Editorial: Respecting freedom of opinion

Tue, Oct 16, 2012 - Page 8

The latest controversy to hit the government was sparked by comments Centers for Disease Control (CDC) Deputy Director-General Shih Wen-yi (施文儀) posted on his Facebook page concerning the US’ visa-waiver policy and a decision to extend the National Health Insurance program to Chinese students. The Executive Yuan is to investigate whether Shih violated the Civil Servants Work Act (公務員服務法). The government is being rather selective in what it decides to investigate: Is it thinking of hoisting Shih’s head on a spike outside the city gates as a warning to others? This raises questions over freedom of expression.

Premier Sean Chen (陳冲) has said Shih’s comments may constitute a violation of the Civil Servants Work Act, adding that he believes it to be “a legal matter.” However, the comments do not really constitute a violation of the law, as they do not contravene Article 4 of the Act, which states that civil servants should not, without the prior permission of a senior official, divulge any information related to their work in either a private capacity or in the name of an institution.

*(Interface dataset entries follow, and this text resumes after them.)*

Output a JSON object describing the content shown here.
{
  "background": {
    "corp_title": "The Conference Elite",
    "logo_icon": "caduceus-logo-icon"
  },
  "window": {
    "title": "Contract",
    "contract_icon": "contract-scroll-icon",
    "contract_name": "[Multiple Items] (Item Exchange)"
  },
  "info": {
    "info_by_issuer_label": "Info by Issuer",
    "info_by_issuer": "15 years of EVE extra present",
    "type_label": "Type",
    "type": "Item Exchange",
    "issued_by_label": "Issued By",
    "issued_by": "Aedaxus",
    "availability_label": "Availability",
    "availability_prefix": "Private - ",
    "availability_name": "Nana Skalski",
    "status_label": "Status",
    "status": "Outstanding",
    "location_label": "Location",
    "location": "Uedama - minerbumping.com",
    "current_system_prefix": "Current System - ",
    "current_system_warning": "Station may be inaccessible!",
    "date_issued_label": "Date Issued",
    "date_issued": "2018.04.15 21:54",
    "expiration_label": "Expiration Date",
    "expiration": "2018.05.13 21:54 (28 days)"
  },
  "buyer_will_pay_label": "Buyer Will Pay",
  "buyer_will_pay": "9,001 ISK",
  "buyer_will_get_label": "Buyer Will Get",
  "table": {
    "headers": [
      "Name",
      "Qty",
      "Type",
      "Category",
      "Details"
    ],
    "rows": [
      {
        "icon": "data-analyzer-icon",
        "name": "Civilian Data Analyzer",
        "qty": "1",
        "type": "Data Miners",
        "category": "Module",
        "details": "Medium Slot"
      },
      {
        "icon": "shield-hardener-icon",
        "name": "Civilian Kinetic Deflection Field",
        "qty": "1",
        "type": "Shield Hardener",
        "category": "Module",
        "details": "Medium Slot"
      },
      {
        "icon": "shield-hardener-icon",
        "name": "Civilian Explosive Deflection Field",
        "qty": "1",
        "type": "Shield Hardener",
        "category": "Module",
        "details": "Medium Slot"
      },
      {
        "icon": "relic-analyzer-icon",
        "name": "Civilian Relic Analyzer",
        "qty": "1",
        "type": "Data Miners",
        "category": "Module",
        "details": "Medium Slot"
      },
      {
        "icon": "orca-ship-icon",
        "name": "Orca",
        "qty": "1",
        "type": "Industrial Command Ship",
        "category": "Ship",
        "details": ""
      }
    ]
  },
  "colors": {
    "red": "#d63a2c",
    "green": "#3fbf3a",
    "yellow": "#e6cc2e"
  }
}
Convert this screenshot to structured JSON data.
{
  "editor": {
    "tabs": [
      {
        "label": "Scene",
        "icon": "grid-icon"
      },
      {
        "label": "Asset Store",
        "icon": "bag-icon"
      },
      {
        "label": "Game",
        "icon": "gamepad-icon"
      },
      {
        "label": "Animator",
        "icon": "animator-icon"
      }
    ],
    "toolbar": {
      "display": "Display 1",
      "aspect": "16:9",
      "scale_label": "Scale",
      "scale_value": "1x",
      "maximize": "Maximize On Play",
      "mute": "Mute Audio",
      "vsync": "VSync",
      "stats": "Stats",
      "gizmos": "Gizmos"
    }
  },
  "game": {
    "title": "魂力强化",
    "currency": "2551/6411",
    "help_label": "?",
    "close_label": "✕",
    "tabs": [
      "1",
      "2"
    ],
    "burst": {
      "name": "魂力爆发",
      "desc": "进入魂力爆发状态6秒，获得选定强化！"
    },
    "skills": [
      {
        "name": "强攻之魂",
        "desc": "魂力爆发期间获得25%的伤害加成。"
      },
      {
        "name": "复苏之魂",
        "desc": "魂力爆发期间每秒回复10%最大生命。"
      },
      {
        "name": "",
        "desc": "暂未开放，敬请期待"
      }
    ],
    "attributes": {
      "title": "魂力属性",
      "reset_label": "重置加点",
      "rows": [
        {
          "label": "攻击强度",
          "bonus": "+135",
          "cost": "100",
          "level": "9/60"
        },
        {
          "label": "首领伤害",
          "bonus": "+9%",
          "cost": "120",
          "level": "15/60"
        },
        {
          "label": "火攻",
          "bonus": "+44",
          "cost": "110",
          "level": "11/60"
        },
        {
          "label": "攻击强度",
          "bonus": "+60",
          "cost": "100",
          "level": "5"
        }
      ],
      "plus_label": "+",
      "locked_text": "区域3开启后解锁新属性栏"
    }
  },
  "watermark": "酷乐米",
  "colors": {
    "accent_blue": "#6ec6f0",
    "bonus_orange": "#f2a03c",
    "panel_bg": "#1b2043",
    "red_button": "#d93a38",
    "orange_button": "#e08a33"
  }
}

Shih’s Facebook posts concern freedom of expression, a basic right of every individual, guaranteed by the Constitution.

His comments were made in a private capacity and had nothing to do with his official duties. Neither the visa-waiver program nor the national health program are related to his position at the CDC. Had he criticized the insurance provision policy before it had been decided, it might have been a different story, and Article 4 of the Act might then have been invoked.

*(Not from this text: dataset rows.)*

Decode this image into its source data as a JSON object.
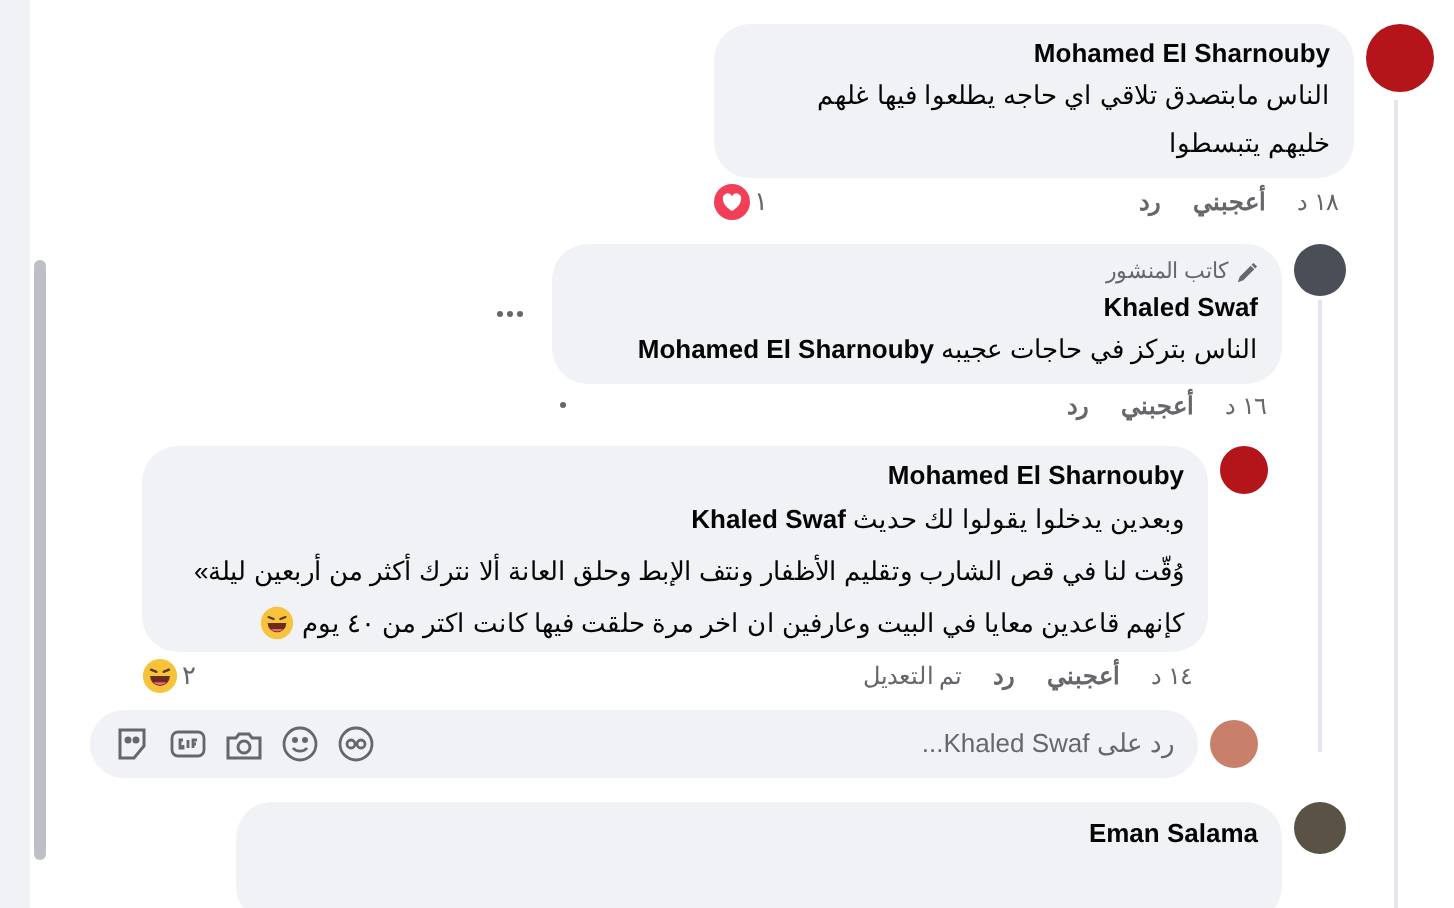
{
  "comments": [
    {
      "author": "Mohamed El Sharnouby",
      "lines": [
        "الناس مابتصدق تلاقي اي حاجه يطلعوا فيها غلهم",
        "خليهم يتبسطوا"
      ],
      "meta": {
        "time": "١٨ د",
        "like": "أعجبني",
        "reply": "رد",
        "reaction": {
          "kind": "heart",
          "count": "١"
        }
      },
      "more_options": false
    },
    {
      "author": "Khaled Swaf",
      "author_badge": "كاتب المنشور",
      "lines": [
        "الناس بتركز في حاجات عجيبه **Mohamed El Sharnouby**"
      ],
      "meta": {
        "time": "١٦ د",
        "like": "أعجبني",
        "reply": "رد"
      },
      "more_options": true
    },
    {
      "author": "Mohamed El Sharnouby",
      "lines": [
        "وبعدين يدخلوا يقولوا لك حديث **Khaled Swaf**",
        "وُقّت لنا في قص الشارب وتقليم الأظفار ونتف الإبط وحلق العانة ألا نترك أكثر من أربعين ليلة»",
        "كإنهم قاعدين معايا في البيت وعارفين ان اخر مرة حلقت فيها كانت اكتر من ٤٠ يوم"
      ],
      "meta": {
        "time": "١٤ د",
        "like": "أعجبني",
        "reply": "رد",
        "edited": "تم التعديل",
        "reaction": {
          "kind": "laugh",
          "count": "٢"
        }
      },
      "more_options": false
    }
  ],
  "reply_box": {
    "placeholder": "رد على Khaled Swaf..."
  },
  "next_comment": {
    "author": "Eman Salama"
  }
}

Since the Facebook posts ran counter to the government’s positions, the government was none to happy, and one Chinese Nationalist Party (KMT) legislator even insinuated Shih was a sleeper working for the Democratic Progressive Party (DPP). This smacks of paranoia.

Chen clearly wants to make an example of Shih to dissuade other civil servants from posting comments on social networking sites and embarrassing the government.

Shih is not the only member of Chen’s Cabinet who likes to express his or her views on the Internet. Former Cabinet spokesman Hu Yu-wei (胡幼偉) recently resigned after revealing on Facebook he had been having an affair with a former student, not long after posting a picture of an iPhone 5 on the site and likening the subsequent attacks against him to the White Terror Era. Council for Economic Planning and Development Minister Yiin Chii-ming (尹啟銘) is also known for avidly blogging and engaging in online fisticuffs, and could be seen as an accident waiting to happen for the government.

Of course, civil servants should be subject to more stringent regulations compared with ordinary people about what they say and do.

However, what they do in their private lives, should be left to their own discretion and the dictates of the Constitution. If what they say is misleading or incorrect they will be held responsible. The Ministry of Foreign Affairs recently identified points that Shih had failed to fully appreciate about the visa-waiver program.

Government officials expressing their opinions on Facebook or personal blogs need not be a bad thing. Former health minister Yaung Chih-liang (楊志良) was applauded for talking about US beef import and health insurance policies, showing the public there are some officials who dare to speak their minds.

Even if officials give their opinions on matters not directly related to their own duties, one could see this as part of their right to freedom of speech, or a catalyst for new ideas and for exploring different aspects of problems. This is what it means to have a free society that guarantees freedom of speech.